The administration, Murphy said, has effectively been investigating itself. The former Goldman Sachs executive and one-time U.S. ambassador to Germany called for an independent audit of the legal fees Christie’s defense firm Gibson Dunn has billed to taxpayers.
“If he won’t allow an independent audit, Governor Christie should pay back taxpayers every penny he has squandered on this cover up,” Murphy said. “New Jersey’s taxpayers have no confidence in an audit conducted by people who report to the governor.”
The firm has earned at least $8 million over the course of the investigation, which found no wrongdoing on the governor’s part. A digital forensics team earned $2.5 million.
“This entire, sorry episode is emblematic of an administration that serves to protect the special interests, not the people’s interests, and puts politics first,” Murphy continued. “New Jersey needs a governor who will have its back and actually cares about looking after all eight-million-plus residents of this state.”
A representative from the governor’s office was quick to refute the charge that the administration acted improperly. Pointing to Murphy’s similarities with former governor Jon Corzine, who served as the CEO of Goldman Sachs before serving in the U.S. Senate and then as governor, spokesman Brian Murray said the administration has followed all the proper procedures.
“If this Jon Corzine clone knew anything about the State of New Jersey, he would have realized there is already a very thorough process for the review of all government legal bills,” spokesman Brian Murray told NJ Advance Media.
“He is completely out of touch with reality and should go back to spending his Goldman Sachs millions on something that would help the people of New Jersey and not on his failure of a gubernatorial campaign,” Murray continued.

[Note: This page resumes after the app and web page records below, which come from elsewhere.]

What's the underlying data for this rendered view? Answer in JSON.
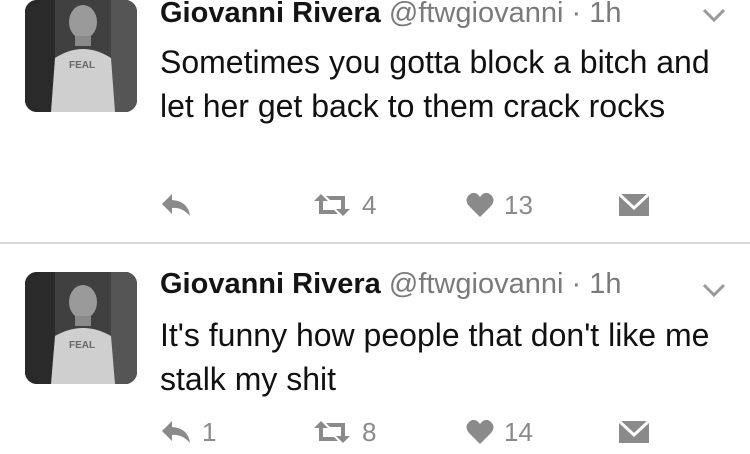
{
  "tweets": [
    {
      "name": "Giovanni Rivera",
      "handle": "@ftwgiovanni",
      "dot": "·",
      "time": "1h",
      "text": "Sometimes you gotta block a bitch and let her get back to them crack rocks",
      "replies": "",
      "retweets": "4",
      "likes": "13"
    },
    {
      "name": "Giovanni Rivera",
      "handle": "@ftwgiovanni",
      "dot": "·",
      "time": "1h",
      "text": "It's funny how people that don't like me stalk my shit",
      "replies": "1",
      "retweets": "8",
      "likes": "14"
    }
  ],
  "colors": {
    "background": "#ffffff",
    "text": "#111111",
    "muted": "#7a7a7a",
    "icon": "#8a8a8a",
    "divider": "#d8d8d8"
  },
  "icons": [
    "reply-icon",
    "retweet-icon",
    "heart-icon",
    "direct-message-icon",
    "chevron-down-icon"
  ]
}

Those two Christie appointees — former Deputy Chief of Staff Bridget Anne Kelly and former Port Authority Deputy Executive Director Bill Baroni — are going to trial in September for their roles in the plot. Murphy will face off against a long list of rivals for Democratic nomination, including Senate President Steve Sweeney (D-3) and Jersey City Mayor Steve Fulop.